When the embryo itself is suspected to be the cause of the implantation deficiency, various options are available to increase the odds of a successful IVF procedure. Preimplantation Genetic Diagnosis (PGD) is recommended for couples who have abnormal karyotypes. PGD means genetically profiling the embryos before transferring them, to make sure they are normal and able to implant and develop correctly. Sometimes the profiling is also done on the woman’s eggs (oocytes), before fertilizing them.
A few other IVF techniques have also been promising in increasing the odds of implantation.
Pre-implantation assisted hatching of the embryo works well for poor or average quality embryos, for women aged 38+ and for those dealing with recurrent implantation failure. Some clinics routinely use assisted hatching to improve implantation rates.
Zygote intrafallopian transfer (ZIFT) involves placing the embryos in the fallopian tube instead of the uterine cavity, to more closely recreate the natural process of implantation. It has shown good results, but it is also a more complicated procedure because it requires general anesthesia and laparoscopic surgery.
Blastocyst transfer (or Day 5 transfer) means transferring Day 5 embryos instead of Day 3 embryos. Day 5 embryos are called blastocysts and they have reached a more advanced developmental stage, where the father’s genetic contribution has already begun to show its effect. By using this approach you will usually get a higher pregnancy rate, but also a higher transfer cancellation rate, since fewer (but better) embryos actually make it to day 5. A sequential embryo transfer (or a double transfer) is another option, which involves transferring 2 embryos separately, one on day 3 and the other on day 5.

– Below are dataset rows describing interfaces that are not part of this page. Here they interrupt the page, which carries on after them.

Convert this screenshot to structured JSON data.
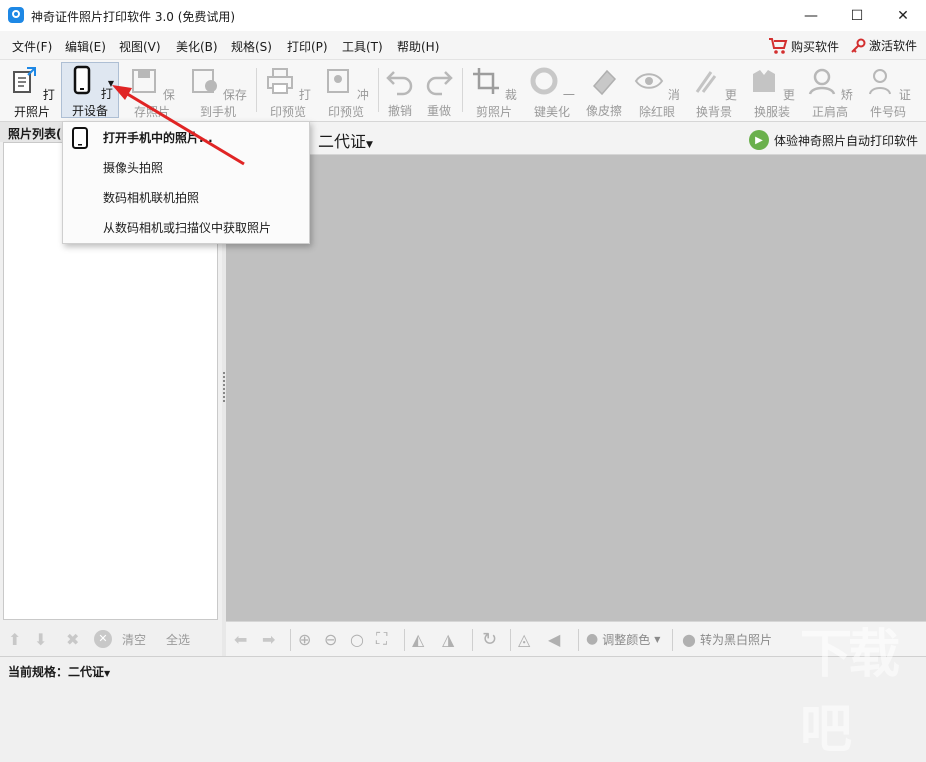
{
  "window": {
    "title": "神奇证件照片打印软件 3.0 (免费试用)",
    "controls": {
      "minimize": "—",
      "maximize": "☐",
      "close": "✕"
    }
  },
  "menu": {
    "items": [
      "文件(F)",
      "编辑(E)",
      "视图(V)",
      "美化(B)",
      "规格(S)",
      "打印(P)",
      "工具(T)",
      "帮助(H)"
    ],
    "buy": "购买软件",
    "activate": "激活软件"
  },
  "toolbar": {
    "items": [
      {
        "label": "打开照片",
        "icon": "open-photo-icon",
        "enabled": true
      },
      {
        "label": "打开设备",
        "icon": "phone-icon",
        "enabled": true
      },
      {
        "label": "保存照片",
        "icon": "save-icon",
        "enabled": false
      },
      {
        "label": "保存到手机",
        "icon": "save-to-phone-icon",
        "enabled": false
      },
      {
        "label": "打印预览",
        "icon": "print-preview-icon",
        "enabled": false
      },
      {
        "label": "冲印预览",
        "icon": "photo-print-preview-icon",
        "enabled": false
      },
      {
        "label": "撤销",
        "icon": "undo-icon",
        "enabled": false
      },
      {
        "label": "重做",
        "icon": "redo-icon",
        "enabled": false
      },
      {
        "label": "裁剪照片",
        "icon": "crop-icon",
        "enabled": false
      },
      {
        "label": "一键美化",
        "icon": "beautify-icon",
        "enabled": false
      },
      {
        "label": "像皮擦",
        "icon": "eraser-icon",
        "enabled": false
      },
      {
        "label": "消除红眼",
        "icon": "red-eye-icon",
        "enabled": false
      },
      {
        "label": "更换背景",
        "icon": "background-icon",
        "enabled": false
      },
      {
        "label": "更换服装",
        "icon": "clothes-icon",
        "enabled": false
      },
      {
        "label": "矫正肩高",
        "icon": "shoulder-icon",
        "enabled": false
      },
      {
        "label": "证件号码",
        "icon": "id-number-icon",
        "enabled": false
      }
    ]
  },
  "left_panel": {
    "title": "照片列表(",
    "clear": "清空",
    "select_all": "全选"
  },
  "main": {
    "spec_label": "二代证",
    "auto_print": "体验神奇照片自动打印软件",
    "adjust_color": "调整颜色",
    "to_bw": "转为黑白照片"
  },
  "status": {
    "label": "当前规格：",
    "value": "二代证"
  },
  "dropdown": {
    "items": [
      "打开手机中的照片...",
      "摄像头拍照",
      "数码相机联机拍照",
      "从数码相机或扫描仪中获取照片"
    ]
  },
  "watermark": "下载吧",
  "colors": {
    "canvas": "#c0c0c0",
    "accent": "#1e88e5",
    "arrow": "#e02424",
    "buy": "#d32f2f"
  }
}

Finally, when inadequate sperm quality is likely the culprit for repeated implantation failure, the technique called IMSI (intracytoplasmic morphologically selected sperm injection), using ultra-high magnification for sperm selection, is showing promising results when undergoing IVF. This procedure is typically recommended when the partner has an abnormal sperm analysis, but it might be effective even in the case of a normal sperm analysis, since some subtle morphological defects may be missed with regular testing.
Certain supplements and vitamins can also be helpful in improving sperm quality, especially when taken over a few months.